◆ EXERCISE:
A faithful copy of the whole listing is the goal. Match it exactly.

◆ STORED DATA:

——————

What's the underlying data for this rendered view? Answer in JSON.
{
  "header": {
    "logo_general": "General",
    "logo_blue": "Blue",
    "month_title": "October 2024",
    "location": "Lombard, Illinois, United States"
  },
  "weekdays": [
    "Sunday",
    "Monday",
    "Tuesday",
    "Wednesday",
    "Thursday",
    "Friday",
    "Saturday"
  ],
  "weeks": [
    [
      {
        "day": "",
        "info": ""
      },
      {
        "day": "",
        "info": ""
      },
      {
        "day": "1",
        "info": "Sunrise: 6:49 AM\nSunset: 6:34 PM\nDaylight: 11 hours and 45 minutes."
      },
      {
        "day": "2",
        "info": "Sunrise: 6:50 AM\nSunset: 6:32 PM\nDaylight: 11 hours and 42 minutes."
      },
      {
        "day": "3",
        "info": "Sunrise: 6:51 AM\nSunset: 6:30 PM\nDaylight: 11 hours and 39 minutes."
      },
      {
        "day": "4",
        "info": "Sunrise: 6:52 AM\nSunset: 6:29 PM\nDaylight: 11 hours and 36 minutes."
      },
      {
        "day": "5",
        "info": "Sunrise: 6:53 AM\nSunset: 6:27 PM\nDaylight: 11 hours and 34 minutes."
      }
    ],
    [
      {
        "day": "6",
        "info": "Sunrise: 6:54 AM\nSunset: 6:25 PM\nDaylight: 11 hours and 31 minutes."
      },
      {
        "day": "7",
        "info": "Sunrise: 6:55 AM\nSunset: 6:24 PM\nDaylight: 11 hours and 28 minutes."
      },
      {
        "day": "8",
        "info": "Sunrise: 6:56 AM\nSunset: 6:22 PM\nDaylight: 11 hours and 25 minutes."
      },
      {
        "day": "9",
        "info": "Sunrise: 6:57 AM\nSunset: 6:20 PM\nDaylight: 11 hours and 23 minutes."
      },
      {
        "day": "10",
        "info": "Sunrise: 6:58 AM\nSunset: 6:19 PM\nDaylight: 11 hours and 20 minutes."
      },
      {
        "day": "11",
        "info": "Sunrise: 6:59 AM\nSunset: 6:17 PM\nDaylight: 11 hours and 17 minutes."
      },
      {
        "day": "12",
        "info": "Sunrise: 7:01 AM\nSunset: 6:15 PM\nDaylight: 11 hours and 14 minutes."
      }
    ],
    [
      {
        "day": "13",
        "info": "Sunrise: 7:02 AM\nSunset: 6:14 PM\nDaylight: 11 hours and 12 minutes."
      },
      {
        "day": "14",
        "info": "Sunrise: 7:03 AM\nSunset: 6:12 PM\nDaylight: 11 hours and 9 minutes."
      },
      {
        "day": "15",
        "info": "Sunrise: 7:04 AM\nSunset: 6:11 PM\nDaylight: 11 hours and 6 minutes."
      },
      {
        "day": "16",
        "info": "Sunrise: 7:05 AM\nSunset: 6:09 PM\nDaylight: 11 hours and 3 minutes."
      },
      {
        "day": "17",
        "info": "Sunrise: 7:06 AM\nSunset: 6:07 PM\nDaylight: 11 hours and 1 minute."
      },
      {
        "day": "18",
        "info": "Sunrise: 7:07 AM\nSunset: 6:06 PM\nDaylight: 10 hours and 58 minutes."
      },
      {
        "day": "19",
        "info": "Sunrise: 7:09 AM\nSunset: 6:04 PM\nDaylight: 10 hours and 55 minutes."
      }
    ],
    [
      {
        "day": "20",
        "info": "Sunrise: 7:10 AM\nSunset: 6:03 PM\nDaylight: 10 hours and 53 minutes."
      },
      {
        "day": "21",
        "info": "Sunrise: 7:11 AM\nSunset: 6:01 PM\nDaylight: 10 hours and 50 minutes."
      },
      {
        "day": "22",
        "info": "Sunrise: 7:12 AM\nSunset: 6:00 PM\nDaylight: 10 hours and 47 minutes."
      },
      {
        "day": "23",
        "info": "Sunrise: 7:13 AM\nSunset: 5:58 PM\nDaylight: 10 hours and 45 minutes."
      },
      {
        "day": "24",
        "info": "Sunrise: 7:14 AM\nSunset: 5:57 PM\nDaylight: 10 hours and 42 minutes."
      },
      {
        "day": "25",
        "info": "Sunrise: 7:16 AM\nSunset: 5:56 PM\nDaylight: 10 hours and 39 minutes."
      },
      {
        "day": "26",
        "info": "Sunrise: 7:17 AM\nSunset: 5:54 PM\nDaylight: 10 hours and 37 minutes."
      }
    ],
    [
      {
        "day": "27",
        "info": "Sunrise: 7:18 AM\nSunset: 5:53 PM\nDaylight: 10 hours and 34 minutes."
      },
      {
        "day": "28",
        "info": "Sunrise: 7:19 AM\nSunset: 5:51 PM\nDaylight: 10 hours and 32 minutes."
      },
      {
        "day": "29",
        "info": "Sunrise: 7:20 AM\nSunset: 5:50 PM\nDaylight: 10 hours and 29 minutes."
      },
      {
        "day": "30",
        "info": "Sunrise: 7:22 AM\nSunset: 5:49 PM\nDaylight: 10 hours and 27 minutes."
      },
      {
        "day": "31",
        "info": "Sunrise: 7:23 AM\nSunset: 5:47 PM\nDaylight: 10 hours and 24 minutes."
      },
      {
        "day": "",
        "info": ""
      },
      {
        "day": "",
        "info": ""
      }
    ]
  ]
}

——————

◆ TASK RESPONSE:
What's the underlying data for this rendered view? Answer in JSON.
{
  "header": {
    "logo_general": "General",
    "logo_blue": "Blue",
    "month_title": "October 2024",
    "location": "Lombard, Illinois, United States"
  },
  "weekdays": [
    "Sunday",
    "Monday",
    "Tuesday",
    "Wednesday",
    "Thursday",
    "Friday",
    "Saturday"
  ],
  "weeks": [
    [
      {
        "day": "",
        "info": ""
      },
      {
        "day": "",
        "info": ""
      },
      {
        "day": "1",
        "info": "Sunrise: 6:49 AM\nSunset: 6:34 PM\nDaylight: 11 hours and 45 minutes."
      },
      {
        "day": "2",
        "info": "Sunrise: 6:50 AM\nSunset: 6:32 PM\nDaylight: 11 hours and 42 minutes."
      },
      {
        "day": "3",
        "info": "Sunrise: 6:51 AM\nSunset: 6:30 PM\nDaylight: 11 hours and 39 minutes."
      },
      {
        "day": "4",
        "info": "Sunrise: 6:52 AM\nSunset: 6:29 PM\nDaylight: 11 hours and 36 minutes."
      },
      {
        "day": "5",
        "info": "Sunrise: 6:53 AM\nSunset: 6:27 PM\nDaylight: 11 hours and 34 minutes."
      }
    ],
    [
      {
        "day": "6",
        "info": "Sunrise: 6:54 AM\nSunset: 6:25 PM\nDaylight: 11 hours and 31 minutes."
      },
      {
        "day": "7",
        "info": "Sunrise: 6:55 AM\nSunset: 6:24 PM\nDaylight: 11 hours and 28 minutes."
      },
      {
        "day": "8",
        "info": "Sunrise: 6:56 AM\nSunset: 6:22 PM\nDaylight: 11 hours and 25 minutes."
      },
      {
        "day": "9",
        "info": "Sunrise: 6:57 AM\nSunset: 6:20 PM\nDaylight: 11 hours and 23 minutes."
      },
      {
        "day": "10",
        "info": "Sunrise: 6:58 AM\nSunset: 6:19 PM\nDaylight: 11 hours and 20 minutes."
      },
      {
        "day": "11",
        "info": "Sunrise: 6:59 AM\nSunset: 6:17 PM\nDaylight: 11 hours and 17 minutes."
      },
      {
        "day": "12",
        "info": "Sunrise: 7:01 AM\nSunset: 6:15 PM\nDaylight: 11 hours and 14 minutes."
      }
    ],
    [
      {
        "day": "13",
        "info": "Sunrise: 7:02 AM\nSunset: 6:14 PM\nDaylight: 11 hours and 12 minutes."
      },
      {
        "day": "14",
        "info": "Sunrise: 7:03 AM\nSunset: 6:12 PM\nDaylight: 11 hours and 9 minutes."
      },
      {
        "day": "15",
        "info": "Sunrise: 7:04 AM\nSunset: 6:11 PM\nDaylight: 11 hours and 6 minutes."
      },
      {
        "day": "16",
        "info": "Sunrise: 7:05 AM\nSunset: 6:09 PM\nDaylight: 11 hours and 3 minutes."
      },
      {
        "day": "17",
        "info": "Sunrise: 7:06 AM\nSunset: 6:07 PM\nDaylight: 11 hours and 1 minute."
      },
      {
        "day": "18",
        "info": "Sunrise: 7:07 AM\nSunset: 6:06 PM\nDaylight: 10 hours and 58 minutes."
      },
      {
        "day": "19",
        "info": "Sunrise: 7:09 AM\nSunset: 6:04 PM\nDaylight: 10 hours and 55 minutes."
      }
    ],
    [
      {
        "day": "20",
        "info": "Sunrise: 7:10 AM\nSunset: 6:03 PM\nDaylight: 10 hours and 53 minutes."
      },
      {
        "day": "21",
        "info": "Sunrise: 7:11 AM\nSunset: 6:01 PM\nDaylight: 10 hours and 50 minutes."
      },
      {
        "day": "22",
        "info": "Sunrise: 7:12 AM\nSunset: 6:00 PM\nDaylight: 10 hours and 47 minutes."
      },
      {
        "day": "23",
        "info": "Sunrise: 7:13 AM\nSunset: 5:58 PM\nDaylight: 10 hours and 45 minutes."
      },
      {
        "day": "24",
        "info": "Sunrise: 7:14 AM\nSunset: 5:57 PM\nDaylight: 10 hours and 42 minutes."
      },
      {
        "day": "25",
        "info": "Sunrise: 7:16 AM\nSunset: 5:56 PM\nDaylight: 10 hours and 39 minutes."
      },
      {
        "day": "26",
        "info": "Sunrise: 7:17 AM\nSunset: 5:54 PM\nDaylight: 10 hours and 37 minutes."
      }
    ],
    [
      {
        "day": "27",
        "info": "Sunrise: 7:18 AM\nSunset: 5:53 PM\nDaylight: 10 hours and 34 minutes."
      },
      {
        "day": "28",
        "info": "Sunrise: 7:19 AM\nSunset: 5:51 PM\nDaylight: 10 hours and 32 minutes."
      },
      {
        "day": "29",
        "info": "Sunrise: 7:20 AM\nSunset: 5:50 PM\nDaylight: 10 hours and 29 minutes."
      },
      {
        "day": "30",
        "info": "Sunrise: 7:22 AM\nSunset: 5:49 PM\nDaylight: 10 hours and 27 minutes."
      },
      {
        "day": "31",
        "info": "Sunrise: 7:23 AM\nSunset: 5:47 PM\nDaylight: 10 hours and 24 minutes."
      },
      {
        "day": "",
        "info": ""
      },
      {
        "day": "",
        "info": ""
      }
    ]
  ]
}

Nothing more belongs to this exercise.